Things to See, Places (Not) to Go (9)

An Ember-class star distinguished only by its relative proximity to the Eye of Night (Last Darkness), orbited by a scattering of asteroids and an equally undistinguished dwarf planet (Geydagan Actual), the Geydagan (Last Darkness) System is occupied only by the Servants of Geydas, a cruel, hostile, aggressive, and secretive cult dwelling in a number of shabby surface habitats.

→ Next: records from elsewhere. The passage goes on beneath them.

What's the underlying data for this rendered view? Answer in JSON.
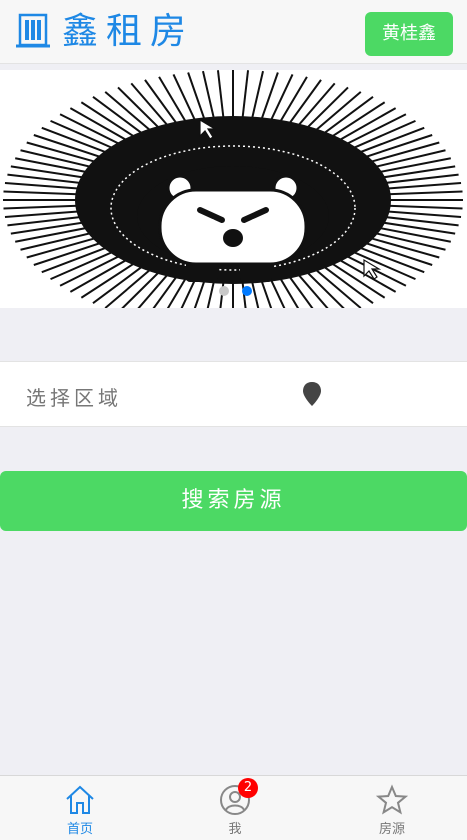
{
  "header": {
    "title": "鑫租房",
    "user_button": "黄桂鑫",
    "logo_icon": "building-icon",
    "accent": "#1e88e5"
  },
  "banner": {
    "image_icon": "hedgehog-illustration",
    "active_slide_index": 1,
    "slide_count": 2
  },
  "area": {
    "label": "选择区域",
    "icon": "location-pin-icon"
  },
  "search": {
    "label": "搜索房源",
    "color": "#4cd964"
  },
  "tabbar": {
    "items": [
      {
        "label": "首页",
        "icon": "home-icon",
        "active": true
      },
      {
        "label": "我",
        "icon": "user-icon",
        "badge": "2"
      },
      {
        "label": "房源",
        "icon": "star-icon"
      }
    ]
  }
}
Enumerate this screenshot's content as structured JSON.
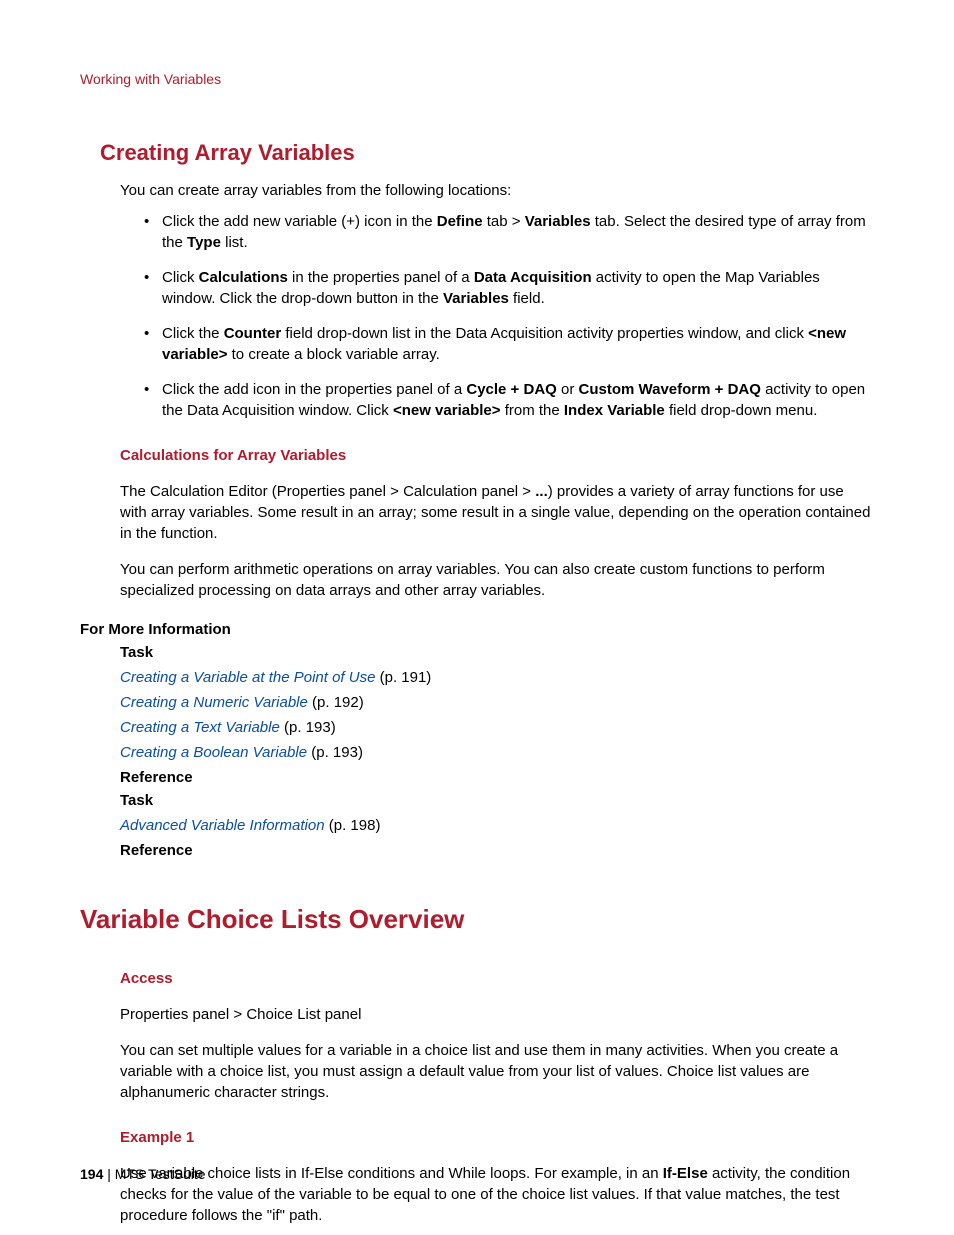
{
  "breadcrumb": "Working with Variables",
  "section1": {
    "title": "Creating Array Variables",
    "intro": "You can create array variables from the following locations:",
    "bullets": {
      "b1": {
        "t1": "Click the add new variable (+) icon in the ",
        "bold1": "Define",
        "t2": " tab > ",
        "bold2": "Variables",
        "t3": " tab. Select the desired type of array from the ",
        "bold3": "Type",
        "t4": " list."
      },
      "b2": {
        "t1": "Click ",
        "bold1": "Calculations",
        "t2": " in the properties panel of a ",
        "bold2": "Data Acquisition",
        "t3": " activity to open the Map Variables window. Click the drop-down button in the ",
        "bold3": "Variables",
        "t4": " field."
      },
      "b3": {
        "t1": "Click the ",
        "bold1": "Counter",
        "t2": " field drop-down list in the Data Acquisition activity properties window, and click ",
        "bold2": "<new variable>",
        "t3": " to create a block variable array."
      },
      "b4": {
        "t1": "Click the add icon in the properties panel of a ",
        "bold1": "Cycle + DAQ",
        "t2": " or ",
        "bold2": "Custom Waveform + DAQ",
        "t3": " activity to open the Data Acquisition window. Click ",
        "bold3": "<new variable>",
        "t4": " from the ",
        "bold4": "Index Variable",
        "t5": " field drop-down menu."
      }
    },
    "calc": {
      "heading": "Calculations for Array Variables",
      "p1a": "The Calculation Editor (Properties panel > Calculation panel > ",
      "p1bold": "...",
      "p1b": ") provides a variety of array functions for use with array variables. Some result in an array; some result in a single value, depending on the operation contained in the function.",
      "p2": "You can perform arithmetic operations on array variables. You can also create custom functions to perform specialized processing on data arrays and other array variables."
    },
    "fmi": {
      "heading": "For More Information",
      "task": "Task",
      "reference": "Reference",
      "links": {
        "l1": {
          "text": "Creating a Variable at the Point of Use",
          "page": "(p. 191)"
        },
        "l2": {
          "text": "Creating a Numeric Variable",
          "page": "(p. 192)"
        },
        "l3": {
          "text": "Creating a Text Variable",
          "page": "(p. 193)"
        },
        "l4": {
          "text": "Creating a Boolean Variable",
          "page": "(p. 193)"
        },
        "l5": {
          "text": "Advanced Variable Information",
          "page": "(p. 198)"
        }
      }
    }
  },
  "section2": {
    "title": "Variable Choice Lists Overview",
    "access": {
      "heading": "Access",
      "text": "Properties panel > Choice List panel"
    },
    "p1": "You can set multiple values for a variable in a choice list and use them in many activities. When you create a variable with a choice list, you must assign a default value from your list of values. Choice list values are alphanumeric character strings.",
    "ex1": {
      "heading": "Example 1",
      "t1": "Use variable choice lists in If-Else conditions and While loops. For example, in an ",
      "bold1": "If-Else",
      "t2": " activity, the condition checks for the value of the variable to be equal to one of the choice list values. If that value matches, the test procedure follows the \"if\" path."
    }
  },
  "footer": {
    "page": "194",
    "sep": " | ",
    "product": "MTS TestSuite"
  }
}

The Servants of Geydas are a polyspecific cult whose origins are lost in unreliable history. Their doctrine, pieced together from defectors, refugees, and espionage reports, is one of prostration before and service to their deity, Geydas, who is said to be imprisoned within the depths of the Eye of Night. Supposedly, Geydas created many ancient sophont races and offered them many gifts of knowledge, enabling them to ascend to enormous heights of scientific and technological prowess, but these species chafed under the control of their deity and grew jealous of its power, turning on it and collapsing an inescapable prison around it. Their victory came at the cost of their own destruction, as the deity’s rage lashed out even as he was imprisoned and brought their societies crashing down around them, but the deity remains imprisoned even now. The cult claims to have been contacted by the imprisoned deity, offering knowledge, enlightenment, and power in exchange for its freedom. At this task the Servants have labored for nearly three millennia.

There is, of course, no scientific evidence for the existence of Geydas, or for the historical events depicted, or for the Eye of Night being anything other than a perfectly natural black hole; and the notion that an entity can communicate from within the event horizon is flatly denied by known physics. In any case, the liberation of such a hypothetical deity from its prison would assuredly require the application of sophisticated ontotechnological space-time engineering techniques, and not merely the adept groveling, literal self-flagellation, or even sophont sacrifice that the Servants of Geydas have occasionally descended to.

In short: there are no security concerns whatsoever arising from these deluded cultists or their hypothetical deity. At worst, there is a minor req for pest control.

– Core Sextant Security Report, 7925

Trope-a-Day: Cult Colony

Cult Colony: Averted initially, because sublight colonization was so ludicrously expensive that “cults” couldn’t possibly have afforded it.  Played straighter once the stargate plexus made it easier to get to new worlds, with a side-note that the failure rate – for which read death rate – of these is particularly high; planetary colonization requires a great deal of scientific acumen, technical skill, and mental flexibility, which are not common qualities attributed to things normally described as cults.  (Just look at how many pioneer colonies failed in Earth’s history – now add that you have an alien ecology to deal with and there’s a good chance that you can’t breathe the air.)

Much the same goes for cult habitats, to – well, a lesser extent on some factors, a greater one on others, but the net effect is much the same.  Most cultists aren’t good with sophisticated technical infrastructure.